| Web page and app entries |
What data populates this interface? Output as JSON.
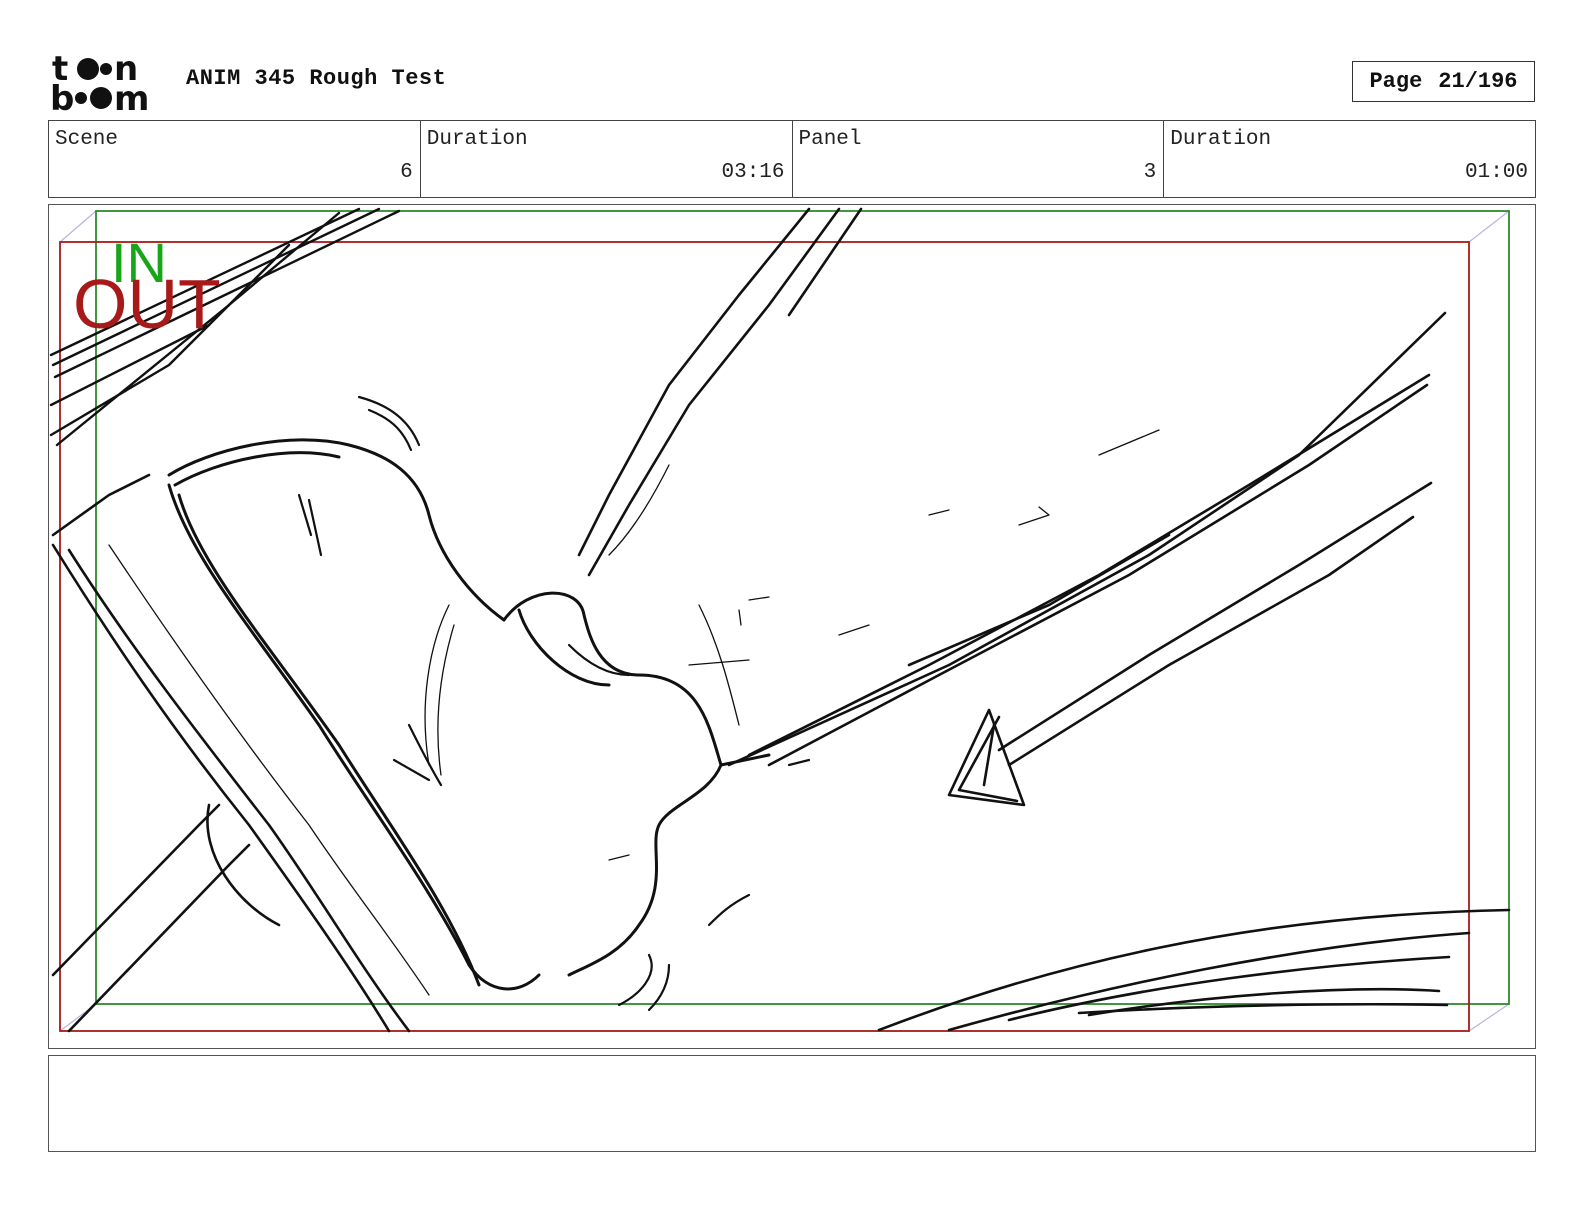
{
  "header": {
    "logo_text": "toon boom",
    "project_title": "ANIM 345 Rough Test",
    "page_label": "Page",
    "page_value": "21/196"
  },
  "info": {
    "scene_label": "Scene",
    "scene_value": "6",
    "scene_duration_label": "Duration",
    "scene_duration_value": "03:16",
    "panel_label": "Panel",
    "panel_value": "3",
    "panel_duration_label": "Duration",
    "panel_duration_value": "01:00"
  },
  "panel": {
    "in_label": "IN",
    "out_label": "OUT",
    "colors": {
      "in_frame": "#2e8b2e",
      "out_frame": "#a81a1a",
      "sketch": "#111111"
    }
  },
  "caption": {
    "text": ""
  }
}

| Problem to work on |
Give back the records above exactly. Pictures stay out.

| Your solution |
What data populates this interface? Output as JSON.
{
  "header": {
    "logo_text": "toon boom",
    "project_title": "ANIM 345 Rough Test",
    "page_label": "Page",
    "page_value": "21/196"
  },
  "info": {
    "scene_label": "Scene",
    "scene_value": "6",
    "scene_duration_label": "Duration",
    "scene_duration_value": "03:16",
    "panel_label": "Panel",
    "panel_value": "3",
    "panel_duration_label": "Duration",
    "panel_duration_value": "01:00"
  },
  "panel": {
    "in_label": "IN",
    "out_label": "OUT",
    "colors": {
      "in_frame": "#2e8b2e",
      "out_frame": "#a81a1a",
      "sketch": "#111111"
    }
  },
  "caption": {
    "text": ""
  }
}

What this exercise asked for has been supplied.